(Problem description):
Scan the entries line by line and return those with "name".

(Input data):

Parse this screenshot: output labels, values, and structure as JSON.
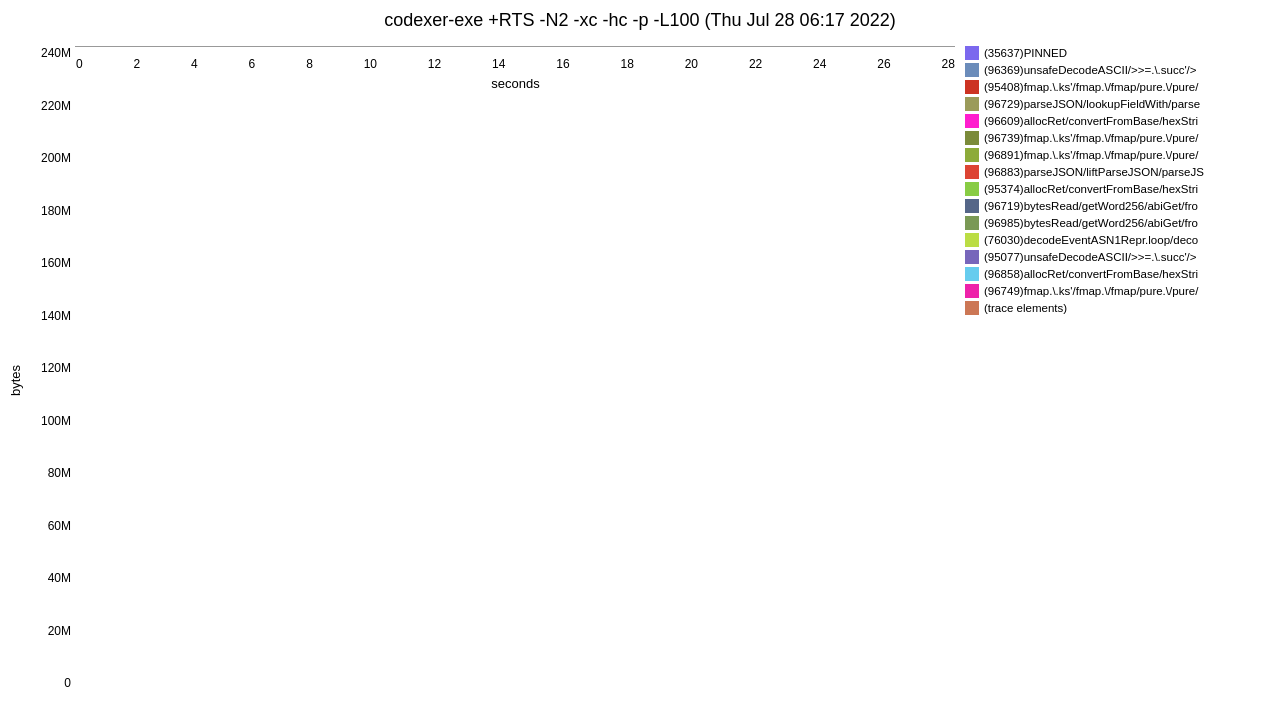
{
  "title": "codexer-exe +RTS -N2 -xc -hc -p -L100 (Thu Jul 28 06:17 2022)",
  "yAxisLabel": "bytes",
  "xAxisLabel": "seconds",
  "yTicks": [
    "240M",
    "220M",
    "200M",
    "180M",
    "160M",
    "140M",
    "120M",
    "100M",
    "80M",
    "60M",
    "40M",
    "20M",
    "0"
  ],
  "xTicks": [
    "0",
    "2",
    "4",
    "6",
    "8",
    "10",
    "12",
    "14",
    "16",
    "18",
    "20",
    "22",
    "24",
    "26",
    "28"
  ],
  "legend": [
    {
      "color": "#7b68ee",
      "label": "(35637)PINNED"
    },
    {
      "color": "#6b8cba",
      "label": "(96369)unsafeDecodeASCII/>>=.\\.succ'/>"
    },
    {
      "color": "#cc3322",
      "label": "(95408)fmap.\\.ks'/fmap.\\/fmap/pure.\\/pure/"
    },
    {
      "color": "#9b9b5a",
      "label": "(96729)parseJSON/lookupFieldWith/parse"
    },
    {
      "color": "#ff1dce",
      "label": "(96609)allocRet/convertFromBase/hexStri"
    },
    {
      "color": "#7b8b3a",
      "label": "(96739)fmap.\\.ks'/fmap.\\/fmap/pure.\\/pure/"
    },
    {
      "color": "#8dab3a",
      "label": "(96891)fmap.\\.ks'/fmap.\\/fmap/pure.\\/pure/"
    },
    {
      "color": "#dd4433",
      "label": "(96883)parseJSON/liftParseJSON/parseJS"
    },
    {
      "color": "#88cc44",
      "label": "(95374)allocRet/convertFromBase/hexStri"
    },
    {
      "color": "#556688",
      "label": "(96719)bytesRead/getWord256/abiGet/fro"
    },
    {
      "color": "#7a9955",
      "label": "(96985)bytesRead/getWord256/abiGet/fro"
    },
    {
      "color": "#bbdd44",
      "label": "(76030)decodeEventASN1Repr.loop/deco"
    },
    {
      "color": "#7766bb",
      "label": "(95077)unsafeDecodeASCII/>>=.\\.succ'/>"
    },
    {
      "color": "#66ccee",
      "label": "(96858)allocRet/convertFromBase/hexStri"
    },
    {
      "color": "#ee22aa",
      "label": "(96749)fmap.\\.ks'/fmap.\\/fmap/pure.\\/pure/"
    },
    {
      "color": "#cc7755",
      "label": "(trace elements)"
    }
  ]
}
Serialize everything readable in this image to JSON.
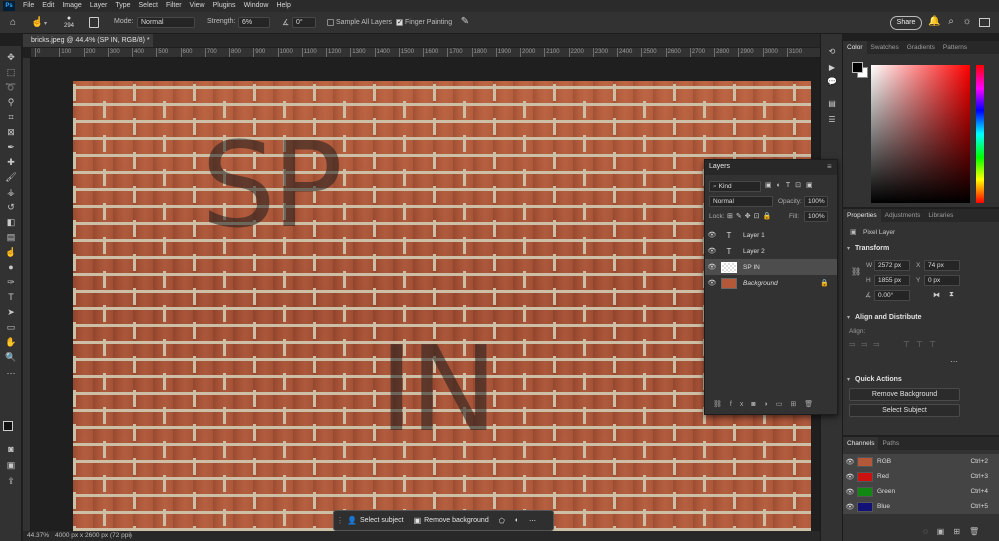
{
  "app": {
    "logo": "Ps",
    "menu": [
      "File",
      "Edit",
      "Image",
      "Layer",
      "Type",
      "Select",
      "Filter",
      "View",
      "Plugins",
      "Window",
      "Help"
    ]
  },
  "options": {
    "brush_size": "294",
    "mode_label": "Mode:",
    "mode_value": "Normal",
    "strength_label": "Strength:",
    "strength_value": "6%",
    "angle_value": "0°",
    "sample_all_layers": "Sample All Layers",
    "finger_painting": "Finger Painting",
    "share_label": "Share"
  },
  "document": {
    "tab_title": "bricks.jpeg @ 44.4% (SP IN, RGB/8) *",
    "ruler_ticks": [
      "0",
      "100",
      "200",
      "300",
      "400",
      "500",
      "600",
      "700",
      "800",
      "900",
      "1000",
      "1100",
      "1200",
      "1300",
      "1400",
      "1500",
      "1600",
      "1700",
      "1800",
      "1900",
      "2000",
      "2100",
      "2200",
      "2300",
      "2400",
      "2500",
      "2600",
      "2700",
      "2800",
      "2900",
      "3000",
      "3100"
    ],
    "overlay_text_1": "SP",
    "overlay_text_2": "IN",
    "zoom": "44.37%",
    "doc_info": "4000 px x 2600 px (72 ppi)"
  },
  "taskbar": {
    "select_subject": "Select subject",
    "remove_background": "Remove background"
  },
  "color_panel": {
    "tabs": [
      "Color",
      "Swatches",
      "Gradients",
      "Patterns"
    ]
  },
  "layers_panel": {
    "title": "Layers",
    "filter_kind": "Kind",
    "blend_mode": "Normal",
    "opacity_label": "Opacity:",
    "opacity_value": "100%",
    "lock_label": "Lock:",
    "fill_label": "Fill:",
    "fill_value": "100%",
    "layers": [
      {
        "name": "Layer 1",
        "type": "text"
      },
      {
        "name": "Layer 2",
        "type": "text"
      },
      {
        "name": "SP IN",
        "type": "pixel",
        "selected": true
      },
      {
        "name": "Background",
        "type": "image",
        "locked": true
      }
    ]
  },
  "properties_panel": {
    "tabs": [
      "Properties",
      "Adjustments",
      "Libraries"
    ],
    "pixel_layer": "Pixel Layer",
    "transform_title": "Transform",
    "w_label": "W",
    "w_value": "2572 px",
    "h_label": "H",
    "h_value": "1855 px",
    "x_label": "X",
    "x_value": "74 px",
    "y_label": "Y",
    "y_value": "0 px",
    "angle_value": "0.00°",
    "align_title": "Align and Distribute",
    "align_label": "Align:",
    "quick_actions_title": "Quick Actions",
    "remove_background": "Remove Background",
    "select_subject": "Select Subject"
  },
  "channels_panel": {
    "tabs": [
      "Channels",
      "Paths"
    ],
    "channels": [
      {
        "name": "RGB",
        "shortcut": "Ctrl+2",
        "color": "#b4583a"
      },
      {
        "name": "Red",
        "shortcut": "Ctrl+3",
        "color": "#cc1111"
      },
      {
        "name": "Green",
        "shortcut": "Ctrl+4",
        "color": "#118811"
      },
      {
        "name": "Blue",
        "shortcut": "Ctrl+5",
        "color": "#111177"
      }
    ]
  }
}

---

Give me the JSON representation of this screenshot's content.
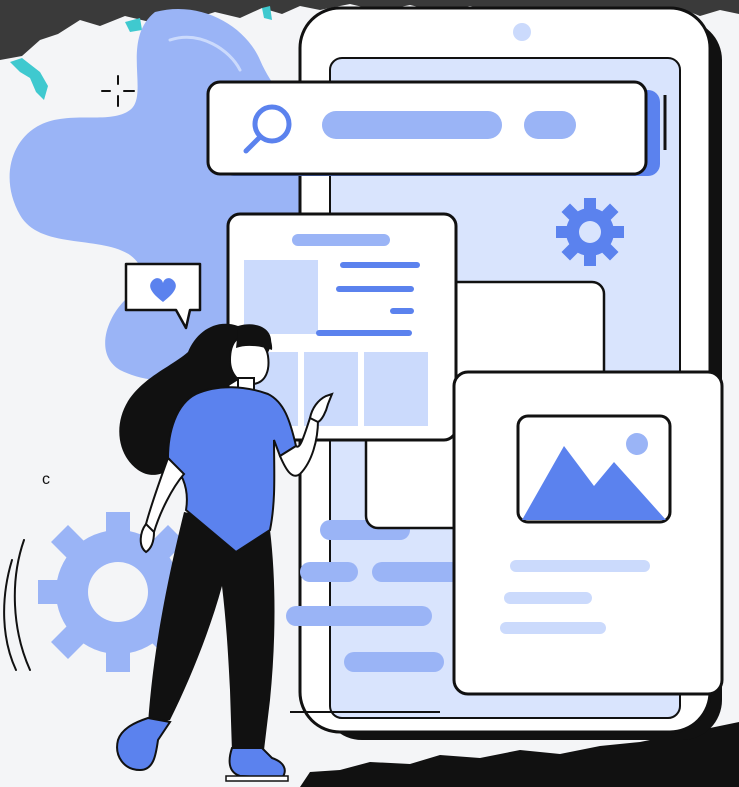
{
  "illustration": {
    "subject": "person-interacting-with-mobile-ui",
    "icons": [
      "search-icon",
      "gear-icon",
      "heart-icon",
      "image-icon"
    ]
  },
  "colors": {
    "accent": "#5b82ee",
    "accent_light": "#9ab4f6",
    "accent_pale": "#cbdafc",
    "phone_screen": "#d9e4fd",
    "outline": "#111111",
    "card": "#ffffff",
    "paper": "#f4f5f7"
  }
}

(Written response):
        "name": "Layer 1",
        "name": "Layer 2",
        "name": "SP IN",
        "name": "Background",
        "name": "RGB",
        "name": "Red",
        "name": "Green",
        "name": "Blue",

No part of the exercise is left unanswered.